## THE TASK
Each line below should be copied exactly as it stands.
===== INFORMATION SUPPLIED =====
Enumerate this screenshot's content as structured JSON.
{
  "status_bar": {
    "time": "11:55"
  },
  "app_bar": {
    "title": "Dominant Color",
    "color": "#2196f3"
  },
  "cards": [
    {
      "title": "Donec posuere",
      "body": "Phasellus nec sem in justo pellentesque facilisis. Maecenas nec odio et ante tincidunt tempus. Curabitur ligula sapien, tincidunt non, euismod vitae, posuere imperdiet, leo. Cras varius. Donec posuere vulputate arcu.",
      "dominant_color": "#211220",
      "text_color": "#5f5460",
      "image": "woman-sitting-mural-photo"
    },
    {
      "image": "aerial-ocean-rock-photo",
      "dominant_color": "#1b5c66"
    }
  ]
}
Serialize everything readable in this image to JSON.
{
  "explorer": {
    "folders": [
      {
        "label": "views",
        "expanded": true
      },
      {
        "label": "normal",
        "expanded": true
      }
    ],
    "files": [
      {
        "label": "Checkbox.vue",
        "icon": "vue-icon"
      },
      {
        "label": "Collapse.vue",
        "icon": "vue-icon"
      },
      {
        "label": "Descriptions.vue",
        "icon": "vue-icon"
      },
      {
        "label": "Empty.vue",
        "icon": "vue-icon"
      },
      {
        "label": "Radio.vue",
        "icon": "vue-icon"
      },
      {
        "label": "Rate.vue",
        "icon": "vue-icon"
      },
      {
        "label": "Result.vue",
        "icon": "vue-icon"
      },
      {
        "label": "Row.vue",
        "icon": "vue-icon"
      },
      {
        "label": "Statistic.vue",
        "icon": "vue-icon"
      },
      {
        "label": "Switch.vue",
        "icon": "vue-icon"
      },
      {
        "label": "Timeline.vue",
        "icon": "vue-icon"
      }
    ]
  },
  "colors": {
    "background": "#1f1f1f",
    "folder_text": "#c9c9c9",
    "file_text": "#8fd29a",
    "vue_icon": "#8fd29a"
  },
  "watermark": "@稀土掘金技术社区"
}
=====
## WRITTEN SOLUTION
Enumerate this screenshot's content as structured JSON.
{
  "status_bar": {
    "time": "11:55"
  },
  "app_bar": {
    "title": "Dominant Color",
    "color": "#2196f3"
  },
  "cards": [
    {
      "title": "Donec posuere",
      "body": "Phasellus nec sem in justo pellentesque facilisis. Maecenas nec odio et ante tincidunt tempus. Curabitur ligula sapien, tincidunt non, euismod vitae, posuere imperdiet, leo. Cras varius. Donec posuere vulputate arcu.",
      "dominant_color": "#211220",
      "text_color": "#5f5460",
      "image": "woman-sitting-mural-photo"
    },
    {
      "image": "aerial-ocean-rock-photo",
      "dominant_color": "#1b5c66"
    }
  ]
}
Serialize everything readable in this image to JSON.
{
  "explorer": {
    "folders": [
      {
        "label": "views",
        "expanded": true
      },
      {
        "label": "normal",
        "expanded": true
      }
    ],
    "files": [
      {
        "label": "Checkbox.vue",
        "icon": "vue-icon"
      },
      {
        "label": "Collapse.vue",
        "icon": "vue-icon"
      },
      {
        "label": "Descriptions.vue",
        "icon": "vue-icon"
      },
      {
        "label": "Empty.vue",
        "icon": "vue-icon"
      },
      {
        "label": "Radio.vue",
        "icon": "vue-icon"
      },
      {
        "label": "Rate.vue",
        "icon": "vue-icon"
      },
      {
        "label": "Result.vue",
        "icon": "vue-icon"
      },
      {
        "label": "Row.vue",
        "icon": "vue-icon"
      },
      {
        "label": "Statistic.vue",
        "icon": "vue-icon"
      },
      {
        "label": "Switch.vue",
        "icon": "vue-icon"
      },
      {
        "label": "Timeline.vue",
        "icon": "vue-icon"
      }
    ]
  },
  "colors": {
    "background": "#1f1f1f",
    "folder_text": "#c9c9c9",
    "file_text": "#8fd29a",
    "vue_icon": "#8fd29a"
  },
  "watermark": "@稀土掘金技术社区"
}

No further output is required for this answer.